Alan Huestis and Beth Durkee’s recent plea (“Connecting the Rural Dots,” Nov. 1) made a compelling case for school-centred community development. Whether it’s Wentworth Consolidated School or more than a dozen other threatened Nova Scotia rural schools, closing the school is a sure-fire way to drive out business and kill villages.
The Now or Never Nova Scotia report, issued in February 2014 by Ray Ivany, did touch, in passing, on this vitally important issue. “Schools, in particular rural schools, can play an important part in the development of business and entrepreneurial activity in Nova Scotia.” How? You are left to wonder. The report didn’t really say.
The Ivany report was likely making a veiled reference to the community hub school projects sparked and championed by the Nova Scotia Small Schools Initiative, and referenced elsewhere in the report. Since then, the Nova Scotia Education Department has opened the door to school-centred community revitalization. Three school communities are now at work developing hub school plans aimed at transforming emptying schools into shared use facilities and potentially revenue generating operations.
The hub school model regulations, outlined in the July 2014 provincial guidelines, are written in a fashion designed to “regulate” innovation and, in effect, dampen the enthusiasm of determined school savers.
Developed by a team of school administrators, the vetting process treats hub school proposals as “briefs” and guides proponents through a virtual “obstacle course” of new approval rules. Serving current students should come first, but the “protection of property” comes a close second in these regulations and there is no staff support whatsoever in “hubifying“ your school.
A “New Dawn” has arrived for the former Holy Angels Academy in Sydney, where a thriving Centre for Social Innovation now exists with a lively mix of 20 commercial and non-profit enterprises. It would, simply put, not have happened under the restrictive rules being applied in implementing the hub school model in the Chignecto-Regional School Board.
That transformation, spearheaded by Rankin MacSween’s New Dawn Enterprises Limited, is what the One Nova Scotia Commission had in mind when it challenged Nova Scotians to take the initiative themselves to revitalize our economy and renew local communities.
Community hubs come alive with proactive leadership and the scent of social innovation. The New Dawn Enterprises success demonstrates the untapped potential of turning empty or half-empty buildings into social innovation centres.
It also lifts the veil on a relatively new species in today’s business world known as a “social enterprise” — an organization operated for the purpose of tackling social, economic, or environmental challenges.
In Nova Scotia alone, according to David Upton of Common Good Solutions, 232 of the province’s estimated 1,170 social enterprises in 2013 generated some $197.5 million in revenues, including 60 per cent from the sale of goods and services. That’s comparable to our wine industry.
Social enterprises are so new that they did not figure that prominently in the Ivany Commission’s research summary. Even though the report flagged the need for promoting “a culture of entrepreneurship,” it tended to take a narrow view of entrepreneurship as something to be taught in the P-12 schools or the community college system.
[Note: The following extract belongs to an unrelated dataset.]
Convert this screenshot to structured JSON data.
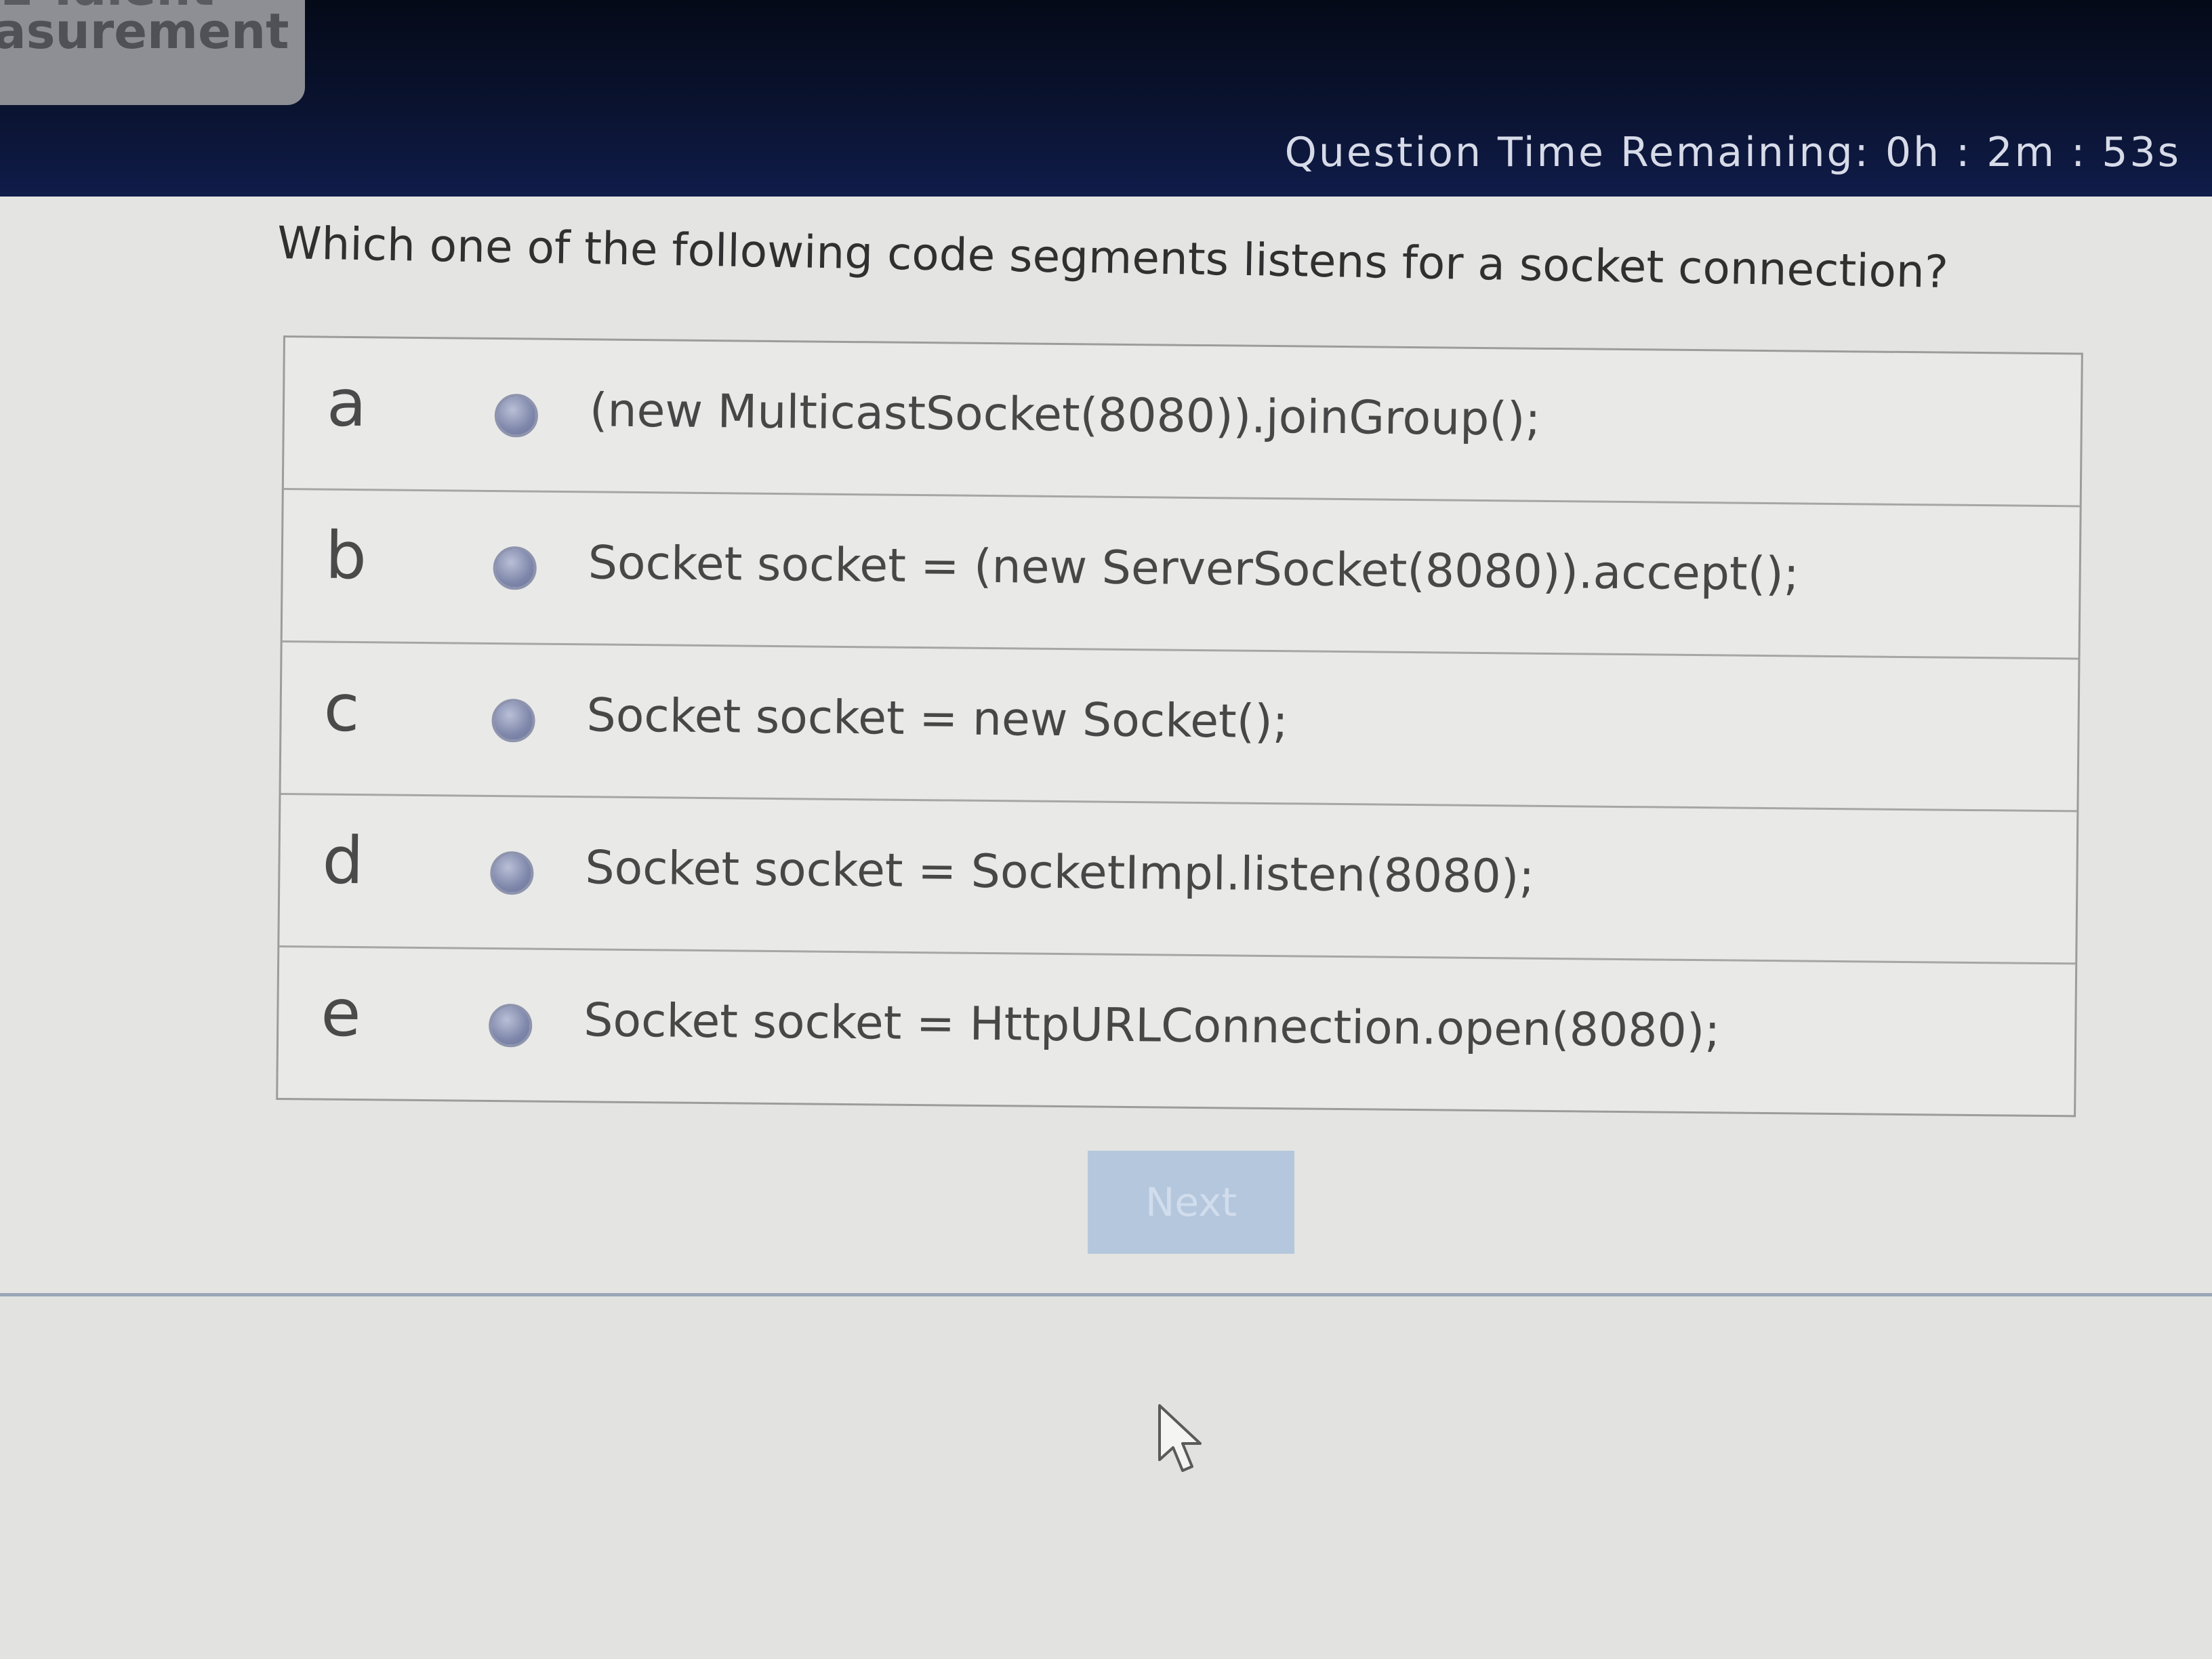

The founder of Toronto’s Centre for Social Innovation, Tonya Surman, recently reminded us of the most important lesson in community development. While visiting Sydney in April 2014, she remarked: “You’ve got to be able to dream about what’s possible, “ and then added “social change takes time.”
Economic and social innovation thrives where it is embraced and encouraged, as shown in spades with New Dawn Enterprises. It perishes on sterile ground marked off like the hurdles on the high school track field. “Going by the book” will only suffocate innovation under a blanket of new hub school regulations and kill our remaining villages.
Rising to the Ivany report challenge will involve fully embracing a schools-at-the-centre model of community redevelopment. Threatened schools like Wentworth Consolidated can be part of the solution when school boards and local councils step up and support local enterprise.
Closing schools and driving away local business is a losing proposition for rural and small town Nova Scotia. It’s time to wake up and demonstrate a little of that entrepreneurial spirit.
Paul W. Bennett is director of Schoolhouse Consulting, adjunct professor of Education at Saint Mary’s University and author of The Last Stand: Schools, Communities and the Future of Rural Nova Scotia (2013)